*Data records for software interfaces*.
——————————

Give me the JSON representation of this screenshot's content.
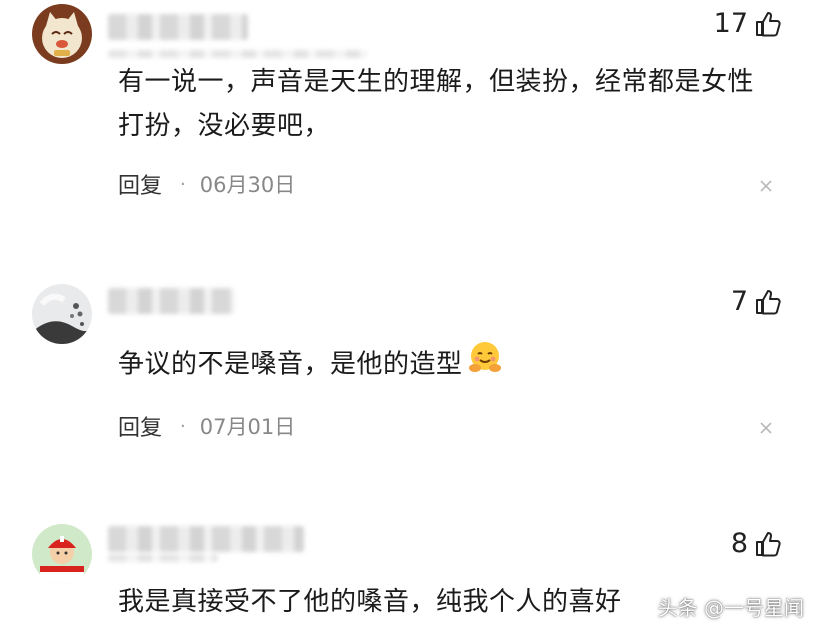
{
  "comments": [
    {
      "likes": "17",
      "text": "有一说一，声音是天生的理解，但装扮，经常都是女性打扮，没必要吧，",
      "reply_label": "回复",
      "dot": "·",
      "date": "06月30日"
    },
    {
      "likes": "7",
      "text": "争议的不是嗓音，是他的造型",
      "reply_label": "回复",
      "dot": "·",
      "date": "07月01日"
    },
    {
      "likes": "8",
      "text": "我是真接受不了他的嗓音，纯我个人的喜好"
    }
  ],
  "watermark": "头条 @一号星闻",
  "icons": {
    "like": "thumbs-up-icon",
    "close": "close-icon",
    "emoji": "hugging-face-emoji"
  }
}
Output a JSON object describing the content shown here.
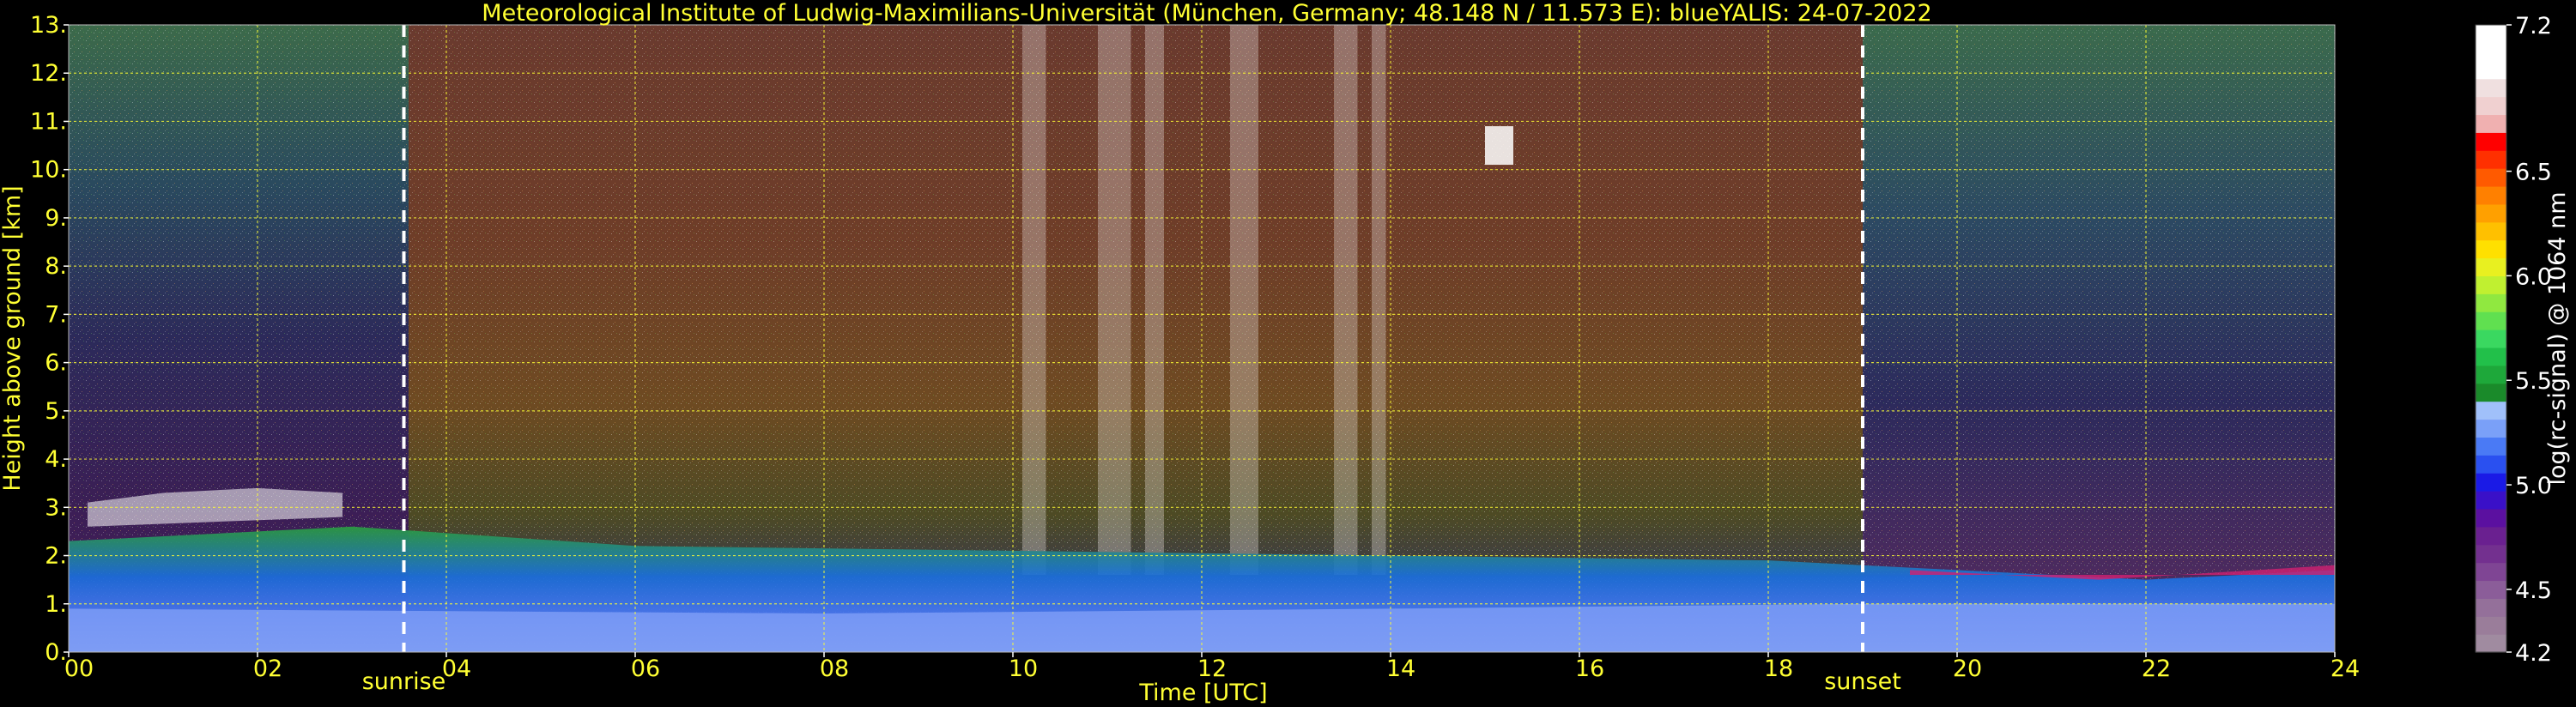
{
  "chart_data": {
    "type": "heatmap",
    "title": "Meteorological Institute of Ludwig-Maximilians-Universität (München, Germany; 48.148 N / 11.573 E):     blueYALIS: 24-07-2022",
    "xlabel": "Time [UTC]",
    "ylabel": "Height above ground [km]",
    "xlim": [
      0,
      24
    ],
    "ylim": [
      0,
      13
    ],
    "x_ticks": [
      {
        "value": 0,
        "label": "00"
      },
      {
        "value": 2,
        "label": "02"
      },
      {
        "value": 4,
        "label": "04"
      },
      {
        "value": 6,
        "label": "06"
      },
      {
        "value": 8,
        "label": "08"
      },
      {
        "value": 10,
        "label": "10"
      },
      {
        "value": 12,
        "label": "12"
      },
      {
        "value": 14,
        "label": "14"
      },
      {
        "value": 16,
        "label": "16"
      },
      {
        "value": 18,
        "label": "18"
      },
      {
        "value": 20,
        "label": "20"
      },
      {
        "value": 22,
        "label": "22"
      },
      {
        "value": 24,
        "label": "24"
      }
    ],
    "y_ticks": [
      {
        "value": 0,
        "label": "0."
      },
      {
        "value": 1,
        "label": "1."
      },
      {
        "value": 2,
        "label": "2."
      },
      {
        "value": 3,
        "label": "3."
      },
      {
        "value": 4,
        "label": "4."
      },
      {
        "value": 5,
        "label": "5."
      },
      {
        "value": 6,
        "label": "6."
      },
      {
        "value": 7,
        "label": "7."
      },
      {
        "value": 8,
        "label": "8."
      },
      {
        "value": 9,
        "label": "9."
      },
      {
        "value": 10,
        "label": "10."
      },
      {
        "value": 11,
        "label": "11."
      },
      {
        "value": 12,
        "label": "12."
      },
      {
        "value": 13,
        "label": "13."
      }
    ],
    "grid": true,
    "annotations": [
      {
        "label": "sunrise",
        "time": 3.55
      },
      {
        "label": "sunset",
        "time": 19.0
      }
    ],
    "colorbar": {
      "label": "log(rc-signal) @ 1064 nm",
      "range": [
        4.2,
        7.2
      ],
      "ticks": [
        {
          "value": 4.2,
          "label": "4.2"
        },
        {
          "value": 4.5,
          "label": "4.5"
        },
        {
          "value": 5.0,
          "label": "5.0"
        },
        {
          "value": 5.5,
          "label": "5.5"
        },
        {
          "value": 6.0,
          "label": "6.0"
        },
        {
          "value": 6.5,
          "label": "6.5"
        },
        {
          "value": 7.2,
          "label": "7.2"
        }
      ],
      "colors": [
        "#a08ba0",
        "#9a7d9a",
        "#94709a",
        "#8b5d99",
        "#7f4594",
        "#73308f",
        "#6a2090",
        "#5b10a0",
        "#3a10c8",
        "#1a1ae6",
        "#2a50f0",
        "#4a7af5",
        "#7aa0f8",
        "#a0c0fa",
        "#1a8a2a",
        "#1ea83a",
        "#22c04a",
        "#3ad860",
        "#60e050",
        "#90e840",
        "#c0f030",
        "#e8f020",
        "#ffe000",
        "#ffc000",
        "#ffa000",
        "#ff8000",
        "#ff5a00",
        "#ff3000",
        "#ff0000",
        "#f0b0b0",
        "#f0d0d0",
        "#f0e0e0",
        "#ffffff",
        "#ffffff",
        "#ffffff"
      ]
    }
  }
}
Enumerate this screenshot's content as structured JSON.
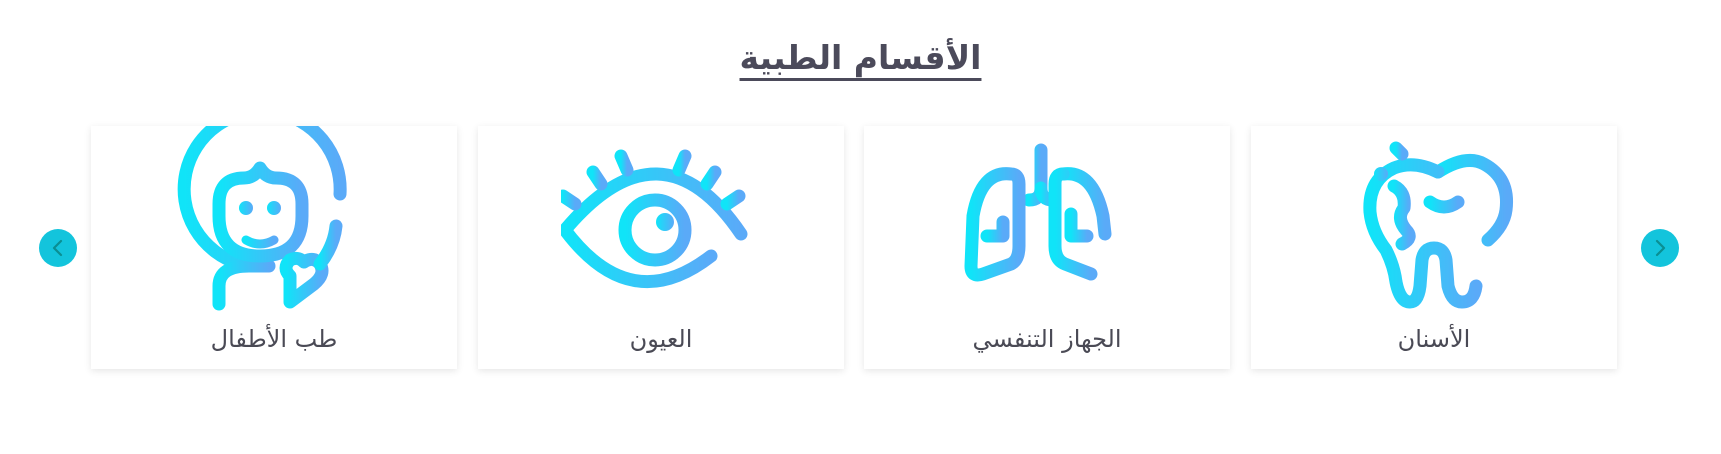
{
  "section": {
    "title": "الأقسام الطبية"
  },
  "carousel": {
    "prev_icon": "chevron-left-icon",
    "next_icon": "chevron-right-icon",
    "accent_color": "#13c4dc",
    "icon_gradient": [
      "#10e4f8",
      "#5aaaf8"
    ],
    "cards": [
      {
        "label": "طب الأطفال",
        "icon": "child-heart-icon"
      },
      {
        "label": "العيون",
        "icon": "eye-icon"
      },
      {
        "label": "الجهاز التنفسي",
        "icon": "lungs-icon"
      },
      {
        "label": "الأسنان",
        "icon": "tooth-icon"
      }
    ]
  }
}
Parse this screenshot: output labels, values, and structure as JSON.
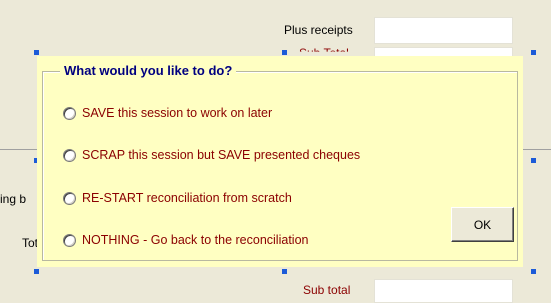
{
  "background": {
    "plus_receipts_label": "Plus receipts",
    "sub_total_partial": "Sub Total",
    "left_cut_label_1": "ing b",
    "left_cut_label_2": "Tot",
    "sub_total_bottom": "Sub total"
  },
  "dialog": {
    "title": "What would you like to do?",
    "options": [
      {
        "label": "SAVE this session to work on later"
      },
      {
        "label": "SCRAP this session but SAVE presented cheques"
      },
      {
        "label": "RE-START reconciliation from scratch"
      },
      {
        "label": "NOTHING - Go back to the reconciliation"
      }
    ],
    "ok_label": "OK"
  },
  "colors": {
    "dialog_background": "#ffffc2",
    "title_color": "#000080",
    "option_text_color": "#8b0000",
    "selection_handle": "#1c5bd8"
  }
}
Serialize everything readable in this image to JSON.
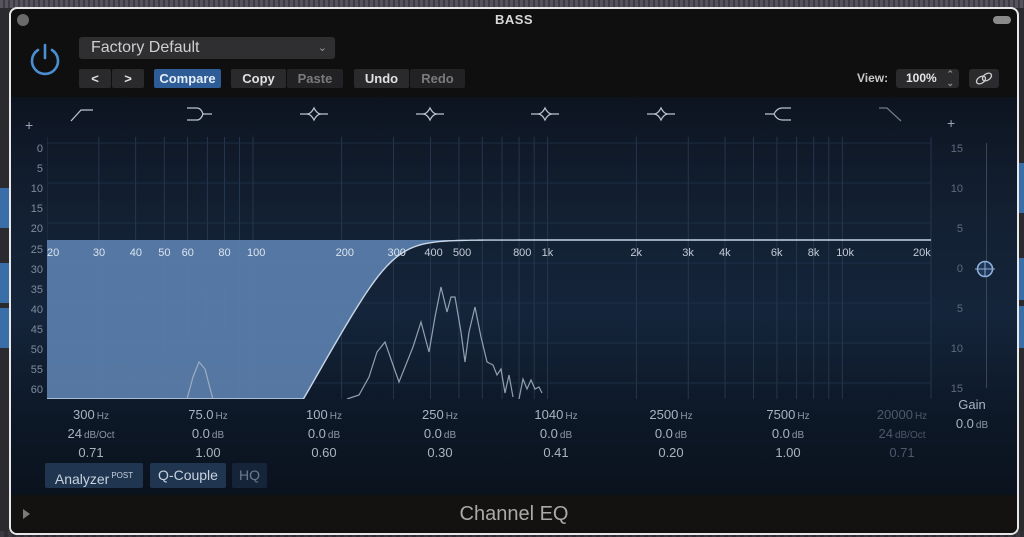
{
  "window": {
    "title": "BASS",
    "footer_title": "Channel EQ"
  },
  "header": {
    "preset": "Factory Default",
    "prev_label": "<",
    "next_label": ">",
    "compare_label": "Compare",
    "copy_label": "Copy",
    "paste_label": "Paste",
    "undo_label": "Undo",
    "redo_label": "Redo",
    "view_label": "View:",
    "view_value": "100%"
  },
  "eq": {
    "left_scale": [
      "0",
      "5",
      "10",
      "15",
      "20",
      "25",
      "30",
      "35",
      "40",
      "45",
      "50",
      "55",
      "60"
    ],
    "right_scale": [
      "15",
      "10",
      "5",
      "0",
      "5",
      "10",
      "15"
    ],
    "freq_labels": [
      "20",
      "30",
      "40",
      "50",
      "60",
      "80",
      "100",
      "200",
      "300",
      "400",
      "500",
      "800",
      "1k",
      "2k",
      "3k",
      "4k",
      "6k",
      "8k",
      "10k",
      "20k"
    ],
    "band_types": [
      "low-cut",
      "low-shelf",
      "peak",
      "peak",
      "peak",
      "peak",
      "high-shelf",
      "high-cut"
    ],
    "analyzer_colors": {
      "filled_region": "#5b7fac",
      "curve": "#c9d6e6",
      "spectrum": "#aab6c6"
    }
  },
  "bands": [
    {
      "freq": "300",
      "freq_unit": "Hz",
      "gain": "24",
      "gain_unit": "dB/Oct",
      "q": "0.71",
      "enabled": true
    },
    {
      "freq": "75.0",
      "freq_unit": "Hz",
      "gain": "0.0",
      "gain_unit": "dB",
      "q": "1.00",
      "enabled": true
    },
    {
      "freq": "100",
      "freq_unit": "Hz",
      "gain": "0.0",
      "gain_unit": "dB",
      "q": "0.60",
      "enabled": true
    },
    {
      "freq": "250",
      "freq_unit": "Hz",
      "gain": "0.0",
      "gain_unit": "dB",
      "q": "0.30",
      "enabled": true
    },
    {
      "freq": "1040",
      "freq_unit": "Hz",
      "gain": "0.0",
      "gain_unit": "dB",
      "q": "0.41",
      "enabled": true
    },
    {
      "freq": "2500",
      "freq_unit": "Hz",
      "gain": "0.0",
      "gain_unit": "dB",
      "q": "0.20",
      "enabled": true
    },
    {
      "freq": "7500",
      "freq_unit": "Hz",
      "gain": "0.0",
      "gain_unit": "dB",
      "q": "1.00",
      "enabled": true
    },
    {
      "freq": "20000",
      "freq_unit": "Hz",
      "gain": "24",
      "gain_unit": "dB/Oct",
      "q": "0.71",
      "enabled": false
    }
  ],
  "gain": {
    "label": "Gain",
    "value": "0.0",
    "unit": "dB"
  },
  "options": {
    "analyzer_label": "Analyzer",
    "analyzer_mode": "POST",
    "qcouple_label": "Q-Couple",
    "hq_label": "HQ"
  }
}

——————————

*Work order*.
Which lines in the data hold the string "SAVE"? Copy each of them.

*Answer box*.
        "label": "SAVE this session to work on later"
        "label": "SCRAP this session but SAVE presented cheques"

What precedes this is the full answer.